• [BRIEF]: Copy out the records that appear below, exactly as each one reads.

[DATA PROVIDED Boundary: Start]

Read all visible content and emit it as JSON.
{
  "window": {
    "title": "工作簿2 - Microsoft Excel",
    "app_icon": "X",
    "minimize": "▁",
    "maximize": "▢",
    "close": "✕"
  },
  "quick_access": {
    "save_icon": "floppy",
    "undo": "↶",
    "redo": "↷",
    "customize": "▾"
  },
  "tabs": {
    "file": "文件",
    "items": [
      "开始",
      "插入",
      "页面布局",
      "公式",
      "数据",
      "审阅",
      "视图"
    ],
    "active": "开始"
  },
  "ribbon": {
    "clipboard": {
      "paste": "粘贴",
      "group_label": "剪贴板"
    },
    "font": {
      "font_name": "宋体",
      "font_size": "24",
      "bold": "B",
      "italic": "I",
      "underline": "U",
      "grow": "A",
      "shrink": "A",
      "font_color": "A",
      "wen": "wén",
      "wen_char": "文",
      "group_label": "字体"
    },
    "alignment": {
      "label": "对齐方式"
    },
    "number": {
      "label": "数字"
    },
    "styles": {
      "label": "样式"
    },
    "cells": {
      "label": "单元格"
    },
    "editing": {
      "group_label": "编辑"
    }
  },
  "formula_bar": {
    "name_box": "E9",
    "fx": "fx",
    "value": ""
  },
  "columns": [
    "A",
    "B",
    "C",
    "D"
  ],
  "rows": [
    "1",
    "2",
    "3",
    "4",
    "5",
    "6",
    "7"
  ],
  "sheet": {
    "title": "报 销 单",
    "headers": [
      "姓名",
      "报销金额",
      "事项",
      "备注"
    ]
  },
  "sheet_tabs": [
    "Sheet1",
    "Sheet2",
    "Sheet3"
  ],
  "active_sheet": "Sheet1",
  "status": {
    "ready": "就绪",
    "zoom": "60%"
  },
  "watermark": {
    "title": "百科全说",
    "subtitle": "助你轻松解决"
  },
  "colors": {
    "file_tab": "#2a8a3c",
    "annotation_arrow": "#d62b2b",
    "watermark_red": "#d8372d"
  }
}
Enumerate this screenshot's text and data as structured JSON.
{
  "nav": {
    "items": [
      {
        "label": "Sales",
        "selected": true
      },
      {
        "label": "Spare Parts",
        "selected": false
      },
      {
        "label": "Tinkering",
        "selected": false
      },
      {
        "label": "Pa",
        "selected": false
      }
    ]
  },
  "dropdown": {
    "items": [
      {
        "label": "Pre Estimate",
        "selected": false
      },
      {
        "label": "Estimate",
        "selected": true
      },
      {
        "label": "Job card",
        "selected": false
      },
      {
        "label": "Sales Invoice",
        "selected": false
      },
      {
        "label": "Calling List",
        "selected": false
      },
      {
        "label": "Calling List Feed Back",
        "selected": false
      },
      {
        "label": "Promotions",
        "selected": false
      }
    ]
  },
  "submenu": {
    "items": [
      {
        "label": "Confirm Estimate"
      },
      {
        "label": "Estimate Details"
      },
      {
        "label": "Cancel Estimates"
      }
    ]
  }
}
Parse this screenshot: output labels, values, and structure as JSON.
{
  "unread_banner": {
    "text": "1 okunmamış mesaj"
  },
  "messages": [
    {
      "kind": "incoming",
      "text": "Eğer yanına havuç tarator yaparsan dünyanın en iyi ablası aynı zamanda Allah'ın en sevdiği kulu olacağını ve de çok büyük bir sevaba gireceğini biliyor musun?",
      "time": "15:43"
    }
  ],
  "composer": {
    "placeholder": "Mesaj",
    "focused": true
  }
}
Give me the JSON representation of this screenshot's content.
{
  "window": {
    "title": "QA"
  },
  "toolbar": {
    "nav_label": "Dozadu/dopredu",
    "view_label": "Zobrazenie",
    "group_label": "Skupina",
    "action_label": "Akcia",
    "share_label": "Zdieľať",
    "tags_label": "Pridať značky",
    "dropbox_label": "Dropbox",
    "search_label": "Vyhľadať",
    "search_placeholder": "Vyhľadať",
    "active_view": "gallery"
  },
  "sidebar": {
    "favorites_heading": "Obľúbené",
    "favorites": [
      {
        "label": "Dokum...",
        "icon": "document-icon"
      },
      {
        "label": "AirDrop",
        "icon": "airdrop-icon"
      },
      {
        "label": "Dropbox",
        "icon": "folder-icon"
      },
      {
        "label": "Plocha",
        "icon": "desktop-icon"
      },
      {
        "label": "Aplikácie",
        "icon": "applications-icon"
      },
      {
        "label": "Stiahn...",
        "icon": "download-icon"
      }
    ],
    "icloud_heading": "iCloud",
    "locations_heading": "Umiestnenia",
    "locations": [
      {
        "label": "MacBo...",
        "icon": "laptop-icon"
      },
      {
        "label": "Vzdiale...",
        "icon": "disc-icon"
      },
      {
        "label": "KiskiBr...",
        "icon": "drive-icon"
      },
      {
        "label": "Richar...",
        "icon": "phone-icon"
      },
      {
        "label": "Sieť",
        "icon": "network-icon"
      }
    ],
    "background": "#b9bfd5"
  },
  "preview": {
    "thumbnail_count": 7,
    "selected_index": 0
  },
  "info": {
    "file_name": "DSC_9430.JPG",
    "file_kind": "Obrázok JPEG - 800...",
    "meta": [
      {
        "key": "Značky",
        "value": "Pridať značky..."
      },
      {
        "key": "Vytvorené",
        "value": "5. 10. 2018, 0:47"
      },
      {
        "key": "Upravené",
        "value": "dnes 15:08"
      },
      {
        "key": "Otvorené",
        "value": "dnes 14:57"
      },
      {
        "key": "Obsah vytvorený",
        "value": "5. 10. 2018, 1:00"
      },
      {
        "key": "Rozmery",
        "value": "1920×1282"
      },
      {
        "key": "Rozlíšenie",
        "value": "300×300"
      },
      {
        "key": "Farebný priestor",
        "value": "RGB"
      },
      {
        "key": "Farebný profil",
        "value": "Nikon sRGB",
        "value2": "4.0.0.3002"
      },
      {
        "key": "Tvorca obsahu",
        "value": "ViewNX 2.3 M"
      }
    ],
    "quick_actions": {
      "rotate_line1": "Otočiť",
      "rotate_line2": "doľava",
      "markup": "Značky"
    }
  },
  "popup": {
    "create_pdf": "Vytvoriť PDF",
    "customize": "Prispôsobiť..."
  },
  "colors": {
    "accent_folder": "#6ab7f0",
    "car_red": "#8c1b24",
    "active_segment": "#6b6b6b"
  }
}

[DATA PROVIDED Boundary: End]

• [RESPONSE AREA]:
Read all visible content and emit it as JSON.
{
  "window": {
    "title": "工作簿2 - Microsoft Excel",
    "app_icon": "X",
    "minimize": "▁",
    "maximize": "▢",
    "close": "✕"
  },
  "quick_access": {
    "save_icon": "floppy",
    "undo": "↶",
    "redo": "↷",
    "customize": "▾"
  },
  "tabs": {
    "file": "文件",
    "items": [
      "开始",
      "插入",
      "页面布局",
      "公式",
      "数据",
      "审阅",
      "视图"
    ],
    "active": "开始"
  },
  "ribbon": {
    "clipboard": {
      "paste": "粘贴",
      "group_label": "剪贴板"
    },
    "font": {
      "font_name": "宋体",
      "font_size": "24",
      "bold": "B",
      "italic": "I",
      "underline": "U",
      "grow": "A",
      "shrink": "A",
      "font_color": "A",
      "wen": "wén",
      "wen_char": "文",
      "group_label": "字体"
    },
    "alignment": {
      "label": "对齐方式"
    },
    "number": {
      "label": "数字"
    },
    "styles": {
      "label": "样式"
    },
    "cells": {
      "label": "单元格"
    },
    "editing": {
      "group_label": "编辑"
    }
  },
  "formula_bar": {
    "name_box": "E9",
    "fx": "fx",
    "value": ""
  },
  "columns": [
    "A",
    "B",
    "C",
    "D"
  ],
  "rows": [
    "1",
    "2",
    "3",
    "4",
    "5",
    "6",
    "7"
  ],
  "sheet": {
    "title": "报 销 单",
    "headers": [
      "姓名",
      "报销金额",
      "事项",
      "备注"
    ]
  },
  "sheet_tabs": [
    "Sheet1",
    "Sheet2",
    "Sheet3"
  ],
  "active_sheet": "Sheet1",
  "status": {
    "ready": "就绪",
    "zoom": "60%"
  },
  "watermark": {
    "title": "百科全说",
    "subtitle": "助你轻松解决"
  },
  "colors": {
    "file_tab": "#2a8a3c",
    "annotation_arrow": "#d62b2b",
    "watermark_red": "#d8372d"
  }
}
Enumerate this screenshot's text and data as structured JSON.
{
  "nav": {
    "items": [
      {
        "label": "Sales",
        "selected": true
      },
      {
        "label": "Spare Parts",
        "selected": false
      },
      {
        "label": "Tinkering",
        "selected": false
      },
      {
        "label": "Pa",
        "selected": false
      }
    ]
  },
  "dropdown": {
    "items": [
      {
        "label": "Pre Estimate",
        "selected": false
      },
      {
        "label": "Estimate",
        "selected": true
      },
      {
        "label": "Job card",
        "selected": false
      },
      {
        "label": "Sales Invoice",
        "selected": false
      },
      {
        "label": "Calling List",
        "selected": false
      },
      {
        "label": "Calling List Feed Back",
        "selected": false
      },
      {
        "label": "Promotions",
        "selected": false
      }
    ]
  },
  "submenu": {
    "items": [
      {
        "label": "Confirm Estimate"
      },
      {
        "label": "Estimate Details"
      },
      {
        "label": "Cancel Estimates"
      }
    ]
  }
}
Parse this screenshot: output labels, values, and structure as JSON.
{
  "unread_banner": {
    "text": "1 okunmamış mesaj"
  },
  "messages": [
    {
      "kind": "incoming",
      "text": "Eğer yanına havuç tarator yaparsan dünyanın en iyi ablası aynı zamanda Allah'ın en sevdiği kulu olacağını ve de çok büyük bir sevaba gireceğini biliyor musun?",
      "time": "15:43"
    }
  ],
  "composer": {
    "placeholder": "Mesaj",
    "focused": true
  }
}
Give me the JSON representation of this screenshot's content.
{
  "window": {
    "title": "QA"
  },
  "toolbar": {
    "nav_label": "Dozadu/dopredu",
    "view_label": "Zobrazenie",
    "group_label": "Skupina",
    "action_label": "Akcia",
    "share_label": "Zdieľať",
    "tags_label": "Pridať značky",
    "dropbox_label": "Dropbox",
    "search_label": "Vyhľadať",
    "search_placeholder": "Vyhľadať",
    "active_view": "gallery"
  },
  "sidebar": {
    "favorites_heading": "Obľúbené",
    "favorites": [
      {
        "label": "Dokum...",
        "icon": "document-icon"
      },
      {
        "label": "AirDrop",
        "icon": "airdrop-icon"
      },
      {
        "label": "Dropbox",
        "icon": "folder-icon"
      },
      {
        "label": "Plocha",
        "icon": "desktop-icon"
      },
      {
        "label": "Aplikácie",
        "icon": "applications-icon"
      },
      {
        "label": "Stiahn...",
        "icon": "download-icon"
      }
    ],
    "icloud_heading": "iCloud",
    "locations_heading": "Umiestnenia",
    "locations": [
      {
        "label": "MacBo...",
        "icon": "laptop-icon"
      },
      {
        "label": "Vzdiale...",
        "icon": "disc-icon"
      },
      {
        "label": "KiskiBr...",
        "icon": "drive-icon"
      },
      {
        "label": "Richar...",
        "icon": "phone-icon"
      },
      {
        "label": "Sieť",
        "icon": "network-icon"
      }
    ],
    "background": "#b9bfd5"
  },
  "preview": {
    "thumbnail_count": 7,
    "selected_index": 0
  },
  "info": {
    "file_name": "DSC_9430.JPG",
    "file_kind": "Obrázok JPEG - 800...",
    "meta": [
      {
        "key": "Značky",
        "value": "Pridať značky..."
      },
      {
        "key": "Vytvorené",
        "value": "5. 10. 2018, 0:47"
      },
      {
        "key": "Upravené",
        "value": "dnes 15:08"
      },
      {
        "key": "Otvorené",
        "value": "dnes 14:57"
      },
      {
        "key": "Obsah vytvorený",
        "value": "5. 10. 2018, 1:00"
      },
      {
        "key": "Rozmery",
        "value": "1920×1282"
      },
      {
        "key": "Rozlíšenie",
        "value": "300×300"
      },
      {
        "key": "Farebný priestor",
        "value": "RGB"
      },
      {
        "key": "Farebný profil",
        "value": "Nikon sRGB",
        "value2": "4.0.0.3002"
      },
      {
        "key": "Tvorca obsahu",
        "value": "ViewNX 2.3 M"
      }
    ],
    "quick_actions": {
      "rotate_line1": "Otočiť",
      "rotate_line2": "doľava",
      "markup": "Značky"
    }
  },
  "popup": {
    "create_pdf": "Vytvoriť PDF",
    "customize": "Prispôsobiť..."
  },
  "colors": {
    "accent_folder": "#6ab7f0",
    "car_red": "#8c1b24",
    "active_segment": "#6b6b6b"
  }
}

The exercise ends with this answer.